Work item:
Pull every "bauxite" line out of the data below.

Data records:
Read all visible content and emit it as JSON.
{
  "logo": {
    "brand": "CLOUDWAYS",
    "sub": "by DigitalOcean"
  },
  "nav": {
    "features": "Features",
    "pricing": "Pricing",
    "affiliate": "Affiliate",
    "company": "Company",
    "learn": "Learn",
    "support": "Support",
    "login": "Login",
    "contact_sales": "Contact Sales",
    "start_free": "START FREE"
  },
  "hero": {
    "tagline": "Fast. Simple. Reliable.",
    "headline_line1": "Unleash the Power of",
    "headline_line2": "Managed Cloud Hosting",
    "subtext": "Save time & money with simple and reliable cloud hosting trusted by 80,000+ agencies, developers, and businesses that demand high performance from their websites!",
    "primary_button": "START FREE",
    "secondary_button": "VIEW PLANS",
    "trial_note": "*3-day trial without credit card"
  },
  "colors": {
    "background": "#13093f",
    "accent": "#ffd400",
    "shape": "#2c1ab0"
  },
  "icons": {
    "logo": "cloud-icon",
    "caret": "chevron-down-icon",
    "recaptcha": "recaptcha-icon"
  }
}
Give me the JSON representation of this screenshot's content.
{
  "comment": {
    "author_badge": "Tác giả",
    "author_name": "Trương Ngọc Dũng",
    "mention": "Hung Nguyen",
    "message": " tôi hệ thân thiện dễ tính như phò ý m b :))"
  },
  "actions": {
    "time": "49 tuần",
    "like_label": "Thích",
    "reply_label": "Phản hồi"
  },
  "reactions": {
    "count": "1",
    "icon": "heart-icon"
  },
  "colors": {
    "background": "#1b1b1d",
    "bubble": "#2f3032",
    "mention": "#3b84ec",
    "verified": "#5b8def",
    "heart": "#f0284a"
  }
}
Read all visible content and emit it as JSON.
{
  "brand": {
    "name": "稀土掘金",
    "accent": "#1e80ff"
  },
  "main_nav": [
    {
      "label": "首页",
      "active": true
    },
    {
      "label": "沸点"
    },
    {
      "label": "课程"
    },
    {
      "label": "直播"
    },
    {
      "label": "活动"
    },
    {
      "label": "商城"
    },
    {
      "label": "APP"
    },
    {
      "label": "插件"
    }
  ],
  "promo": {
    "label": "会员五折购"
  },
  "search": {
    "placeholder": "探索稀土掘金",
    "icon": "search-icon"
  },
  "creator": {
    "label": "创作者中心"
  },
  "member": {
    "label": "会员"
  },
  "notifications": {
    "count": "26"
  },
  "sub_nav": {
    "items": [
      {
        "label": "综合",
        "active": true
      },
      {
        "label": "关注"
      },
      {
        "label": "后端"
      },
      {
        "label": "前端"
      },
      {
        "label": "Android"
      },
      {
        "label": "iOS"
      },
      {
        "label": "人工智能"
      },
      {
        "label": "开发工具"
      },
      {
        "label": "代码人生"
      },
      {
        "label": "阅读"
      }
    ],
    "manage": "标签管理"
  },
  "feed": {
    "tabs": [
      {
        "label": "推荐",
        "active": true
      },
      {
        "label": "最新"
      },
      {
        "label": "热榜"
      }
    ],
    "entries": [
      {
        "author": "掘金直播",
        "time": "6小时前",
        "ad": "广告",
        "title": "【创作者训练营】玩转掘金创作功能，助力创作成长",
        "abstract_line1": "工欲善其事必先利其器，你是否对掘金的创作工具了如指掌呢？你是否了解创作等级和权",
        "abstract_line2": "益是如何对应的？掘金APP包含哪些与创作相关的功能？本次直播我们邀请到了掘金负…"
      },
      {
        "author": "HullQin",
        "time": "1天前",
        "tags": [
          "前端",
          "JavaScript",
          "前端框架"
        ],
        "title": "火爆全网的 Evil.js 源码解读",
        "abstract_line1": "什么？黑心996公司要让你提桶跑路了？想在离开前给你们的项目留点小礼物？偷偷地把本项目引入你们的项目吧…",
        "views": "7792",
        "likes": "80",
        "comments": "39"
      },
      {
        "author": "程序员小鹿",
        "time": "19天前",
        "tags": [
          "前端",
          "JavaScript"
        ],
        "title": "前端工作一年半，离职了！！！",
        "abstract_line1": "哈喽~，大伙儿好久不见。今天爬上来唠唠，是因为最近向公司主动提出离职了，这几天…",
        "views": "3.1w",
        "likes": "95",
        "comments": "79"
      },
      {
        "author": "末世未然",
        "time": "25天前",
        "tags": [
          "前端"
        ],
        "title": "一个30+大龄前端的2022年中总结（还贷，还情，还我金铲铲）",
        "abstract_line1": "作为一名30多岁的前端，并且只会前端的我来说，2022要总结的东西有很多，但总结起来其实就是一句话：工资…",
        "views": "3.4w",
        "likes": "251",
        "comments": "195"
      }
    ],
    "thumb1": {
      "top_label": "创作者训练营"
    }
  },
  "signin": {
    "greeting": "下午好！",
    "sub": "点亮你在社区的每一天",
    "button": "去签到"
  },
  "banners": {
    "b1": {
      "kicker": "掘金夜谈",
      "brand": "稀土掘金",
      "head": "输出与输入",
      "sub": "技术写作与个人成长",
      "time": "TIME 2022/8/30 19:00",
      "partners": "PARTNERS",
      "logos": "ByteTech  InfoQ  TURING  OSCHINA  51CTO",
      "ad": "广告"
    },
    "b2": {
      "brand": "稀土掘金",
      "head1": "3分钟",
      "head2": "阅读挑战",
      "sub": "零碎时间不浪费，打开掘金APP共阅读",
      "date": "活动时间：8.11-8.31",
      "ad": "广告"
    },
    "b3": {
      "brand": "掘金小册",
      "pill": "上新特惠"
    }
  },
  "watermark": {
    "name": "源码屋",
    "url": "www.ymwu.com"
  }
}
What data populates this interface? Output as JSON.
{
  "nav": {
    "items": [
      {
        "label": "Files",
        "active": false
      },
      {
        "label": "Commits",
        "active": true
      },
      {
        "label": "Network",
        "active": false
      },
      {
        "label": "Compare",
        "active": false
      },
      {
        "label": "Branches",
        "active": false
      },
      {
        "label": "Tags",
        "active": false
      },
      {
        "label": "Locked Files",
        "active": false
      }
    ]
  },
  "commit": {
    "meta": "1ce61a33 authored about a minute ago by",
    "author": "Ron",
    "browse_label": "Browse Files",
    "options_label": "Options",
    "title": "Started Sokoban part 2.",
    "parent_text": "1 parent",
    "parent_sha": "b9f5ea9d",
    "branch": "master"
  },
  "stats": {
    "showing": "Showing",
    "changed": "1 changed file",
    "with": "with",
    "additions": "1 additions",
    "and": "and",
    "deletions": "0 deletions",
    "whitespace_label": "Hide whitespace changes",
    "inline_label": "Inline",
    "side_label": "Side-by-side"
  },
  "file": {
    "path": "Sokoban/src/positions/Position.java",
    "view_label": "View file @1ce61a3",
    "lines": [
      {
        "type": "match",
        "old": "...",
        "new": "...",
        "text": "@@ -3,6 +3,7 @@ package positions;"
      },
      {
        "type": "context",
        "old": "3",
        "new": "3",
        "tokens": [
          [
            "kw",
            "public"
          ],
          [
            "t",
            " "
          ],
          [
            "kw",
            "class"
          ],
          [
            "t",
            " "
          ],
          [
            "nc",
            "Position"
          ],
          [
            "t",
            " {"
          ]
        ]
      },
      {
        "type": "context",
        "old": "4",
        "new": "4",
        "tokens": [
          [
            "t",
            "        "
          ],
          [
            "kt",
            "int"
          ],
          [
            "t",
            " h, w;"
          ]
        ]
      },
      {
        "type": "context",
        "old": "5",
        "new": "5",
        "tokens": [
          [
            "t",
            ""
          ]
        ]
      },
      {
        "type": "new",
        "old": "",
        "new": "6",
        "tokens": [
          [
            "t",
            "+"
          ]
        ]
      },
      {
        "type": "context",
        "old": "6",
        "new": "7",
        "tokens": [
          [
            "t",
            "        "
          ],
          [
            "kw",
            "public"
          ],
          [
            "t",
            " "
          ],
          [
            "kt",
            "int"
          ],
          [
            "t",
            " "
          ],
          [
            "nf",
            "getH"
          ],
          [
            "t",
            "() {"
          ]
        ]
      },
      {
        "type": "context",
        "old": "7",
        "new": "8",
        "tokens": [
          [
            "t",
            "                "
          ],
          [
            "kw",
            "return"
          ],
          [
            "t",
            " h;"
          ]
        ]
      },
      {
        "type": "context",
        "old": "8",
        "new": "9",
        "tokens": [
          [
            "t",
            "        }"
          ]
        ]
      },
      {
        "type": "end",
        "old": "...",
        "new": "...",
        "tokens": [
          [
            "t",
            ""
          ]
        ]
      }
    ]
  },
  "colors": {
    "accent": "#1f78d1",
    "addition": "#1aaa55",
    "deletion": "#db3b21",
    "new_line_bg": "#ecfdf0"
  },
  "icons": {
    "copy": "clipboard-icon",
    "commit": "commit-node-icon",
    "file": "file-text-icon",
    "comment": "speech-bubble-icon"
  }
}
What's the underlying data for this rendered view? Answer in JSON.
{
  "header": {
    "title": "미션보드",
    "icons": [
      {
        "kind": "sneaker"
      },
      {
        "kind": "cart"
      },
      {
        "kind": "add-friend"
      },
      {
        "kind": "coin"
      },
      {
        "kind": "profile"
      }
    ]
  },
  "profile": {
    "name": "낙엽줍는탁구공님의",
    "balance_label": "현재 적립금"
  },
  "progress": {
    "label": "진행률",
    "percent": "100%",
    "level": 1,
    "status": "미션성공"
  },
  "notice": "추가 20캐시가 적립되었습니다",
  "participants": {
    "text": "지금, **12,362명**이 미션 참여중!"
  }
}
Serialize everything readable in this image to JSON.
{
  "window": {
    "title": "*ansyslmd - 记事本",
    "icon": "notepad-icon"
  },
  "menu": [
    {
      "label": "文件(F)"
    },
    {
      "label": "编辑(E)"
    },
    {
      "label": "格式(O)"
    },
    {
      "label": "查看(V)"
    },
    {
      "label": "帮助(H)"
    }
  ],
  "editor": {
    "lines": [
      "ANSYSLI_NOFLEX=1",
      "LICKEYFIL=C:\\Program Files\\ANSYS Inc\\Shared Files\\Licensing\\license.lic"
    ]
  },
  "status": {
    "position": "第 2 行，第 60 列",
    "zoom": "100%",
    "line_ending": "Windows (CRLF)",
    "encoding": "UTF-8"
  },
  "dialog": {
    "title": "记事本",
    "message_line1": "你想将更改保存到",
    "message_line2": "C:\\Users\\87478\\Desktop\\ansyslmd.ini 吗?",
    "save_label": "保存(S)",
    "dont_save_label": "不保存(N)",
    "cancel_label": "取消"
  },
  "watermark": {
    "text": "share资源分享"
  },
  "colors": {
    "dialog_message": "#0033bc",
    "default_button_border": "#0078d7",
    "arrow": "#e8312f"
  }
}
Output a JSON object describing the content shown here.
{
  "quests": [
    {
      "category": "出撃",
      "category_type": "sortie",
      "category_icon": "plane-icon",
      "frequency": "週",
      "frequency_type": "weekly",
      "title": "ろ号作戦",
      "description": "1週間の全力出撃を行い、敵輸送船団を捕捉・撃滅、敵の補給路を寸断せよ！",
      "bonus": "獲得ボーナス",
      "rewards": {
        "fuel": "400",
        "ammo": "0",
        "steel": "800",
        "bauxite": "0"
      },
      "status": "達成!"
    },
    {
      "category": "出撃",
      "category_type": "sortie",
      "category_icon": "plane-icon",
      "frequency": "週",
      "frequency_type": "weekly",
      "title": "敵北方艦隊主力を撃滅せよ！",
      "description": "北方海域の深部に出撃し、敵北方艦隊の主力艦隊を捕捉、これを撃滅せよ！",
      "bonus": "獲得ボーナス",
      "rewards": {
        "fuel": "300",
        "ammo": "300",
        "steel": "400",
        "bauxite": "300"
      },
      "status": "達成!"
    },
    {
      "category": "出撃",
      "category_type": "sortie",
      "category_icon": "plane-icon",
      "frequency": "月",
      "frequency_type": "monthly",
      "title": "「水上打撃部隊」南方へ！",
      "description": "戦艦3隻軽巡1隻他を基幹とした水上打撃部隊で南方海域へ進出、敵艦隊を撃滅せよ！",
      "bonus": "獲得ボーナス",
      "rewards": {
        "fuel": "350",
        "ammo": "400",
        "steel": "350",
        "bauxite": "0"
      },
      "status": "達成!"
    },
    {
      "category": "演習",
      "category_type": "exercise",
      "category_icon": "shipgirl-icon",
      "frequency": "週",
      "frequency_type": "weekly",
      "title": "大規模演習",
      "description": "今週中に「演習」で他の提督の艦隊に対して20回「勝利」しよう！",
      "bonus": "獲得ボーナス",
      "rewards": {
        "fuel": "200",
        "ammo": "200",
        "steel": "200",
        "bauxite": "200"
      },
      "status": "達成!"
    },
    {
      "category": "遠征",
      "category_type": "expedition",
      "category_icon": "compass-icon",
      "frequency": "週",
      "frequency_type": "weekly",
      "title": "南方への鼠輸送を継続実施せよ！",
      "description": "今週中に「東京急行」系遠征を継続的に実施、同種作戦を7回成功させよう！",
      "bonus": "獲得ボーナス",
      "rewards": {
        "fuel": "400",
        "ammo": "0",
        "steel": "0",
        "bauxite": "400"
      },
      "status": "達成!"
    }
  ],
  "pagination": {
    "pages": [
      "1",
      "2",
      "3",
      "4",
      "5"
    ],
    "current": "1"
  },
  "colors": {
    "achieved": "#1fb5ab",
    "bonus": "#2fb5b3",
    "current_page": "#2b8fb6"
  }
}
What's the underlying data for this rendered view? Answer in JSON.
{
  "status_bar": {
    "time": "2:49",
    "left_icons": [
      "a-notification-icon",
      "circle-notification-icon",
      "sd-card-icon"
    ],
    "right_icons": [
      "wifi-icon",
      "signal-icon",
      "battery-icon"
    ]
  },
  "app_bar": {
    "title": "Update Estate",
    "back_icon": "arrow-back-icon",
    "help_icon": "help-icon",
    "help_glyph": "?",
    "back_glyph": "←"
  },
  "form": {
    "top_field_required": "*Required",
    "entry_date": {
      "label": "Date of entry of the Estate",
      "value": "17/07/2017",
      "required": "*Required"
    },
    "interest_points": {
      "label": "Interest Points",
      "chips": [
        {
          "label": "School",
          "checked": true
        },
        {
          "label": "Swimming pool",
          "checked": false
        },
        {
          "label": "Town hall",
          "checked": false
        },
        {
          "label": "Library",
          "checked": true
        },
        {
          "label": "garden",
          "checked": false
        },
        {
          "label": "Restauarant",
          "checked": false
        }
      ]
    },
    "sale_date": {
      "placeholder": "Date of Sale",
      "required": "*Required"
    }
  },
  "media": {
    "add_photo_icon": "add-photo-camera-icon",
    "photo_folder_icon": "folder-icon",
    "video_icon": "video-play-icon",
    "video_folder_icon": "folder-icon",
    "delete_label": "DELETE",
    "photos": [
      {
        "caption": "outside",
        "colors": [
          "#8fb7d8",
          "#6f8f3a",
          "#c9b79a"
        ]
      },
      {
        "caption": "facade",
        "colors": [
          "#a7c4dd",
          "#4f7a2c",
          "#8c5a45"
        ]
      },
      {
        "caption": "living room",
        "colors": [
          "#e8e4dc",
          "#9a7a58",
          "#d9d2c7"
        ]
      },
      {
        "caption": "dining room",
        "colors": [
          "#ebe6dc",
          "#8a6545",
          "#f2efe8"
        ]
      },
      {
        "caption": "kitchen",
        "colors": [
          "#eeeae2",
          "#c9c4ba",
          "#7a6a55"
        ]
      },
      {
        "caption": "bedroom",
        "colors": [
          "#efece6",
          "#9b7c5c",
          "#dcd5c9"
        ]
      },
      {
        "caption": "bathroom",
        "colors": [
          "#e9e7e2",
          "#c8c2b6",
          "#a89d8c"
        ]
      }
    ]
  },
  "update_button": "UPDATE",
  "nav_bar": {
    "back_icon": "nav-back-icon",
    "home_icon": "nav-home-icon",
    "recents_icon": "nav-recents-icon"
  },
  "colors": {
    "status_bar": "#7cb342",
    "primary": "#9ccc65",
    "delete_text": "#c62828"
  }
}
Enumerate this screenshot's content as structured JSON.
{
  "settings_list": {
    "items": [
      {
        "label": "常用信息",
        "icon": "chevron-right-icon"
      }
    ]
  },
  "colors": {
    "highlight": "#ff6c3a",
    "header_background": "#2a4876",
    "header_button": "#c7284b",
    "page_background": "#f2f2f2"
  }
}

Solution for this problem:
        "bauxite": "0"
        "bauxite": "300"
        "bauxite": "0"
        "bauxite": "200"
        "bauxite": "400"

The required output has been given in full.